How Ban of 500 and 1000 Rs. Notes Is Impacting the Common Man
There is a huge chaos in India since the moment the Prime Minister Mr. Narendra Modi had declared the ban of 500 and 1000 Rs. notes on 8th November which started reflecting since mid night post 9th November. The anarchy is obvious and genuine because first of all not everybody actually understood what was it. At first they misunderstood this in entirely different manner, which was the notes are all useless just like a trash, which is not so.
The motto is clear – To end the corruption and smuggling through using fake notes. If someone has extremely huge amount of cash he is at a huge risk since (s)he is not in the condition to answer the government how did (s)he manage to earn that amount in bulk despite of low/medium figure salary. Corruption exists everywhere, in each country residing in the world; the thing is that it’s just the least and most corrupted that comes into the picture responsible for either rising or failed economy because of personal interests.
As far as smuggling is concerned it could be an exchange of money with drugs or even weapons that allow the terrorists to establish illegitimate activities across/within the borders or anywhere inside the country such as mass murders. The weapons not necessarily are bought using real black money in cash but via fake currency as well. The step is taken to minimize such things much as possible. Without currency funding the anti-national activities cannot occur.
Since people do not have much of the valid cash they are bound for few days to purchase via only credit/debit card transactions or via cheque or net banking. Everyone doesn’t have a bank account and government obviously cannot ignore the individuals living in the rural areas who are either illiterate or have little to no knowledge about card transactions, or both. This is why the government has planned to take no tax from the farmers.
Most individuals wasn’t aware of the fact as well and so there are cases where nobody was accepting these currencies. This overly populous country is open to believing false rumors as well. One of the small towns in northern part of India believes that Rs. 10 coins aren’t legal either which certainly has no relation with the reality. I am not talking about the educated citizens who constantly turn on the news channels for the latest updates but those at the rural places where public transport is the only means to travel across the villages, and no other medium to communicate other than talking in person.

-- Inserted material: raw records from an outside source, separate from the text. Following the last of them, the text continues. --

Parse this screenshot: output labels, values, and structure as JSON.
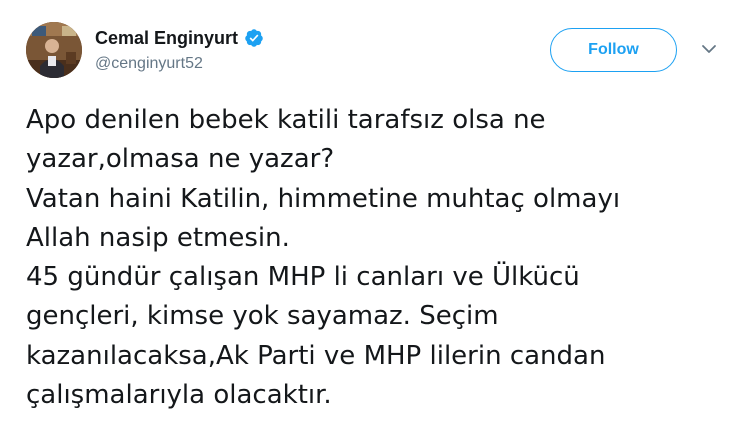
{
  "tweet": {
    "author": {
      "display_name": "Cemal Enginyurt",
      "handle": "@cenginyurt52",
      "verified": true
    },
    "follow_label": "Follow",
    "menu_icon": "chevron-down-icon",
    "text_lines": [
      "Apo denilen bebek katili tarafsız olsa ne",
      "yazar,olmasa ne yazar?",
      "Vatan haini Katilin, himmetine muhtaç olmayı",
      "Allah nasip etmesin.",
      "45 gündür çalışan MHP li canları ve Ülkücü",
      "gençleri, kimse yok sayamaz. Seçim",
      "kazanılacaksa,Ak Parti ve MHP lilerin candan",
      "çalışmalarıyla olacaktır."
    ]
  },
  "colors": {
    "accent": "#1da1f2",
    "text": "#14171a",
    "secondary_text": "#657786",
    "background": "#ffffff"
  }
}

The corrupted individuals who have tons of money in their homes are no longer ‘rich’ since it is practically impossible to create hundreds of accounts and bifurcating specific amount to each. One cannot hold huge amount even in different bank accounts since RBI can track record the individual and question him/her regarding the whereabouts of each money transaction.
There are also cases of people buying gold within 48 hours of the news since they had no other option to hide their wealth. This made the value of these assets to significantly higher amount, roughly starting from Rs. 30,000 to Rs. 80,000 per 10 grams within 2 days! Those who have the business of Real Estate cannot take cash payment for may months and so the value of land and property will remain under control, making everything cheaper. The land and property solely depend on the current demand. It accordingly rises and falls based on the individuals’ requirements. Shares are already down; the economy will be down for around 200 days and will come back to normal after that.
Most ATMs don’t contain money for now. The banks where closed the very next day since the announcement. Another point to be put up is the dimension of the notes that are just introduced by the Reserve Bank of India. These aren’t compatible with the existing ATMs. The bank employees patiently deal with the crowd, no matter how many of them make a queue. It is just the matter of quite for a while till everything gets normal.
Most people have this hue and cry of not informing this earlier since nobody was mentally prepared for the decision except for few officials having renowned positions at central government. A common man obviously faces minor drawbacks but if they were to inform in advance everybody would be knowing, so how come one stop illegal activities happening on large scale? This is important to never make underworld mafias aware so that they get caught or at least don’t make huge deals.
The RBI hasn’t yet cleared the fact (or fiction) whether or not the new Rs. 2000 note contains RF chip inside; that most social networking websites are circulating. If facts are to be believed the claim cannot be real since a large database will need to be maintained to get the physical location of each currency. The GPS system installed will have its own money value, say Rs. 100 for each note. Does it sound practical to have a Rs. 2000 note having an actual value of Rs. 2100?
This is not the first time since already the ban of Rs 1000, 5000 and 10,000 notes occurred in January 1946, one and a half year before independence that were re-introduced again in 1954. Most economists believe that it may affect the upper middle class sections but not the biggest fish due to the reason that they have their penny reserved in foreign banks under someone else name. The measures are done to protect the rights of a common man with a positive intention. But only the future will clarify the picture whether this will be a successful step.